This is what Beck said his crack research team uncovered: Rev. Wright is Obama's former longtime pastor. According to a clip Beck aired from a February 2008 interview of then-candidate Obama with NBC's Tim Russert, Wright once "said that Louis Farrakhan 'epitomizes greatness.' " And in 1984, Wright reportedly went to Libya with Farrakhan to meet with Gadhafi.
If we went digging into Beck's past going back decades and applied the same loose logic he uses, how many out-and-out crazy people would we find? How many statements would Beck have to distance himself from? I went ahead and played my own connect-the-dots and this is what I uncovered:
In a post on his Twitter feed, Capital Research Center senior editor Matthew Vadum wrote:
The link Vadum included went to a post by Ben Stein on The American Spectator blog, in which Stein argued that President Obama and Attorney General Eric Holder's decision on the Defense of Marriage Act amounted to "a major constitutional coup":
I am all for gay men and women to have every right that I have. But isn't it a dangerous usurpation for the president to now take over the roles of the courts in their ultimate duty -- ruling on the constitutionality of laws? Isn't this about as dangerous an act as a president has ever done? Or am I missing something? Again, I love gay people and want them to be total equals of everyone else. But isn't there a major constitutional coup going on here?

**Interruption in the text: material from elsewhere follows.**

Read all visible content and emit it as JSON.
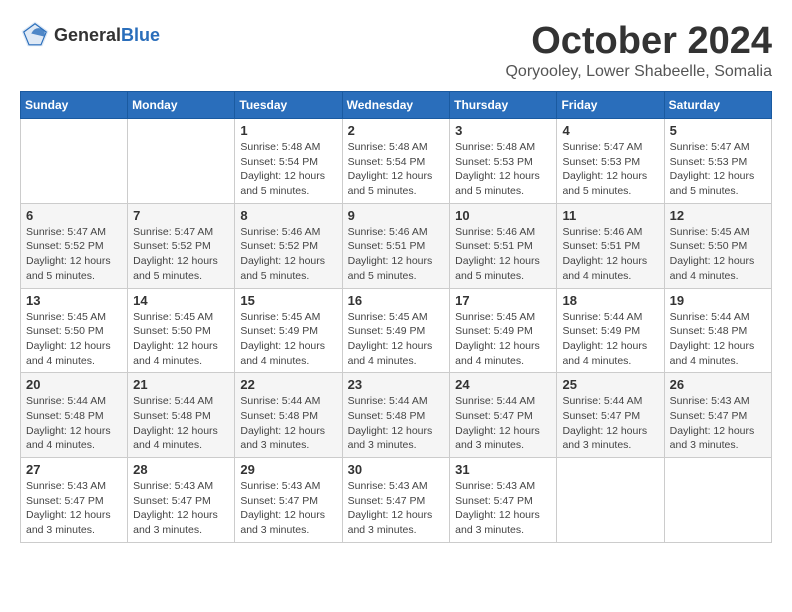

The Department of Justice recently announced that it will no longer defend Section Three of the Defense of Marriage Act following a review, in conjuction with the White House, that found that its definition of marriage as a "legal union between one man and one woman" is unconstitutional. But that does not mean, as Vadum suggested, that the administration will stop enforcing the law. Indeed, the Justice Department has stressed that the Executive Branch will continue to enforce the law until Congress repeals Section Three or a court renders the section unconstitutional.
Moreover, in his letter to congressional leadership, Holder cited the basis upon which the executive branch chose not to defend this part of the legislation. Holder said that while "plausible" arguments could be made on behalf of the law, there were really no "reasonable" arguments available to defend it and the Justice Department has previously declined to defend laws in such a circumstance:
As you know, the Department has a longstanding practice of defending the constitutionality of duly-enacted statutes if reasonable arguments can be made in their defense, a practice that accords the respect appropriately due to a coequal branch of government. However, the Department in the past has declined to defend statutes despite the availability of professionally responsible arguments, in part because the Department does not consider every plausible argument to be a "reasonable" one. "[D]ifferent cases can raise very different issues with respect to statutes of doubtful constitutional validity," and thus there are "a variety of factors that bear on whether the Department will defend the constitutionality of a statute." Letter to Hon. Orrin G. Hatch from Assistant Attorney General Andrew Fois at 7 (Mar. 22, 1996). This is the rare case where the proper course is to forgo the defense of this statute. Moreover, the Department has declined to defend a statute "in cases in which it is manifest that the President has concluded that the statute is unconstitutional," as is the case here. Seth P. Waxman, Defending Congress, 79 N.C. L.Rev. 1073, 1083 (2001).